When thinking of single use plastic bags, you might not consider the ocean or see the connection to our oceans. Sadly, they are ruining our oceans.
Sea turtles like this guy pictured eat them because they think they are jelly fish. Just this year several whales have washed up dead with pounds of plastic in their stomachs. Dolphins and sea birds can get tangled in them. When I heard this, I was confused. I don’t throw plastic bags into the ocean so how did so many end up there? Plastic bags are so light weight they blow from the landfills into the water when being transported. Even the bags that do make it to the landfills will take a thousand years for it to breakdown and it is toxic to the earth.

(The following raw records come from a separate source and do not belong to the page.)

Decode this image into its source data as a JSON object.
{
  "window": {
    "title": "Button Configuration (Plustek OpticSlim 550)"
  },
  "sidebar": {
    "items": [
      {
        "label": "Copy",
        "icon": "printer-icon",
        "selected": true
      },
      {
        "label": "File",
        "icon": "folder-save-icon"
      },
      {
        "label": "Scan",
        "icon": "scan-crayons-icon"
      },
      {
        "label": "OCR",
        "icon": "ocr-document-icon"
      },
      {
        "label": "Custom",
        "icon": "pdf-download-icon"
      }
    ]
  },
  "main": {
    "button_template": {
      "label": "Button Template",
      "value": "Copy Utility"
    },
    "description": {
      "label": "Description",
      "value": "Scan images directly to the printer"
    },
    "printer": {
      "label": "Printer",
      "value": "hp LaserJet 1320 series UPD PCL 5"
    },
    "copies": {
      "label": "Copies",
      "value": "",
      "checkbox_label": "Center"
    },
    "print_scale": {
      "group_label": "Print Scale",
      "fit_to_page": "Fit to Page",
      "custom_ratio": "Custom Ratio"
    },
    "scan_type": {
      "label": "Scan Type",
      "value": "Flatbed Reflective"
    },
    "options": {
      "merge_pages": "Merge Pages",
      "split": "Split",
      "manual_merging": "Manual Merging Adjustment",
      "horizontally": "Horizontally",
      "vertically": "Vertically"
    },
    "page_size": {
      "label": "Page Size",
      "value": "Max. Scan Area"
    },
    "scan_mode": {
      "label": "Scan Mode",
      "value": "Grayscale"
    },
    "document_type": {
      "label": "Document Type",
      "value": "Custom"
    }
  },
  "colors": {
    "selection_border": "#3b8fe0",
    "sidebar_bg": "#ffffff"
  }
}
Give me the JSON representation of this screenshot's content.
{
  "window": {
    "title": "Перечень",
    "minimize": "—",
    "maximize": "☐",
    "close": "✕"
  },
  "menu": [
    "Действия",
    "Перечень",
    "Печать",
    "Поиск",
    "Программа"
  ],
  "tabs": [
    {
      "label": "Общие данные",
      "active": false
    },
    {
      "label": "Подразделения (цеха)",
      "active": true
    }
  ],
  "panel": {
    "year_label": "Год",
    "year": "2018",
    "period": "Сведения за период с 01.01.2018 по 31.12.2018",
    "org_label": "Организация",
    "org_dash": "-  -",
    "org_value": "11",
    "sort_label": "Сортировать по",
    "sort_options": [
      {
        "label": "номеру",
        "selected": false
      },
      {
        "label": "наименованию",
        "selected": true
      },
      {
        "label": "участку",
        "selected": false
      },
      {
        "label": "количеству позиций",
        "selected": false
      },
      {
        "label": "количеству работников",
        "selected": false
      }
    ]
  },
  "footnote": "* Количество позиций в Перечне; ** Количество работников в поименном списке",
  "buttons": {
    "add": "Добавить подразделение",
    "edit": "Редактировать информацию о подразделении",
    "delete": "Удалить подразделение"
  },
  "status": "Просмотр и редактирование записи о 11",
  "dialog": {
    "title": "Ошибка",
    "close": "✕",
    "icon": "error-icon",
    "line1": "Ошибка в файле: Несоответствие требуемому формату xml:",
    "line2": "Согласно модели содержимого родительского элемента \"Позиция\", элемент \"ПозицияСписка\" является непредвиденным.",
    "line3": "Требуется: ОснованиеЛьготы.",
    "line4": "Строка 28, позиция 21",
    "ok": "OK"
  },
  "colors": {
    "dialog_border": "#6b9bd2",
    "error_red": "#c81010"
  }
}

So if you plan to make one change to make a difference, try giving up plastic bags.
- Tote and String bags: These two black ones from Eco Bags are great for grocery shopping since they don’t contain any plastic. It is advised to keep plastic away from food since there are mixed results on how it can effect our food over time and that you need to keep them clean. See care section below.
- Canvas bags: The canvas bags featured here are ones I have collected over time and hold up well for heavier items.
- Compact bags: These bags came with my Tieks flats and I love to take them with me in my purse. Others have suggested Chico bags that are similar. They fold up into the black ball you see in the photo. This way I don’t get caught without a bag somewhere.
- The best bag is the one you will reuse: Whatever bag you choose to use needs to be one you will actually use. So pick something that you know will work for you.
- Don’t over do it: It can be tempting to purchase a ton of bags, get what you need and no more. That way you can be sure you like the bags you have now purchased. Start to add them to your routine and if you need to purchase more you can. The goal is less waste!
Reusable Bag Care
Make sure you are keeping your bags clean, especially if you are using them to carry food. Most you can machine wash, but if you do have plastic (those typically grocery store ones, even if they look like cloth) can shed some of the plastic into the water adding to the plastic contamination.
What do I do with my current single use plastic bags?
If you have a collection of these single use plastic bags stored like most people, you can take them to your local grocery store to put in the bag recycle bin. You can also use them for waste in your own household for doggie bags or lining garbage bags (something that weighs them down) until they run out. The goal is not to ADD to this collection, and only use up what you might already have.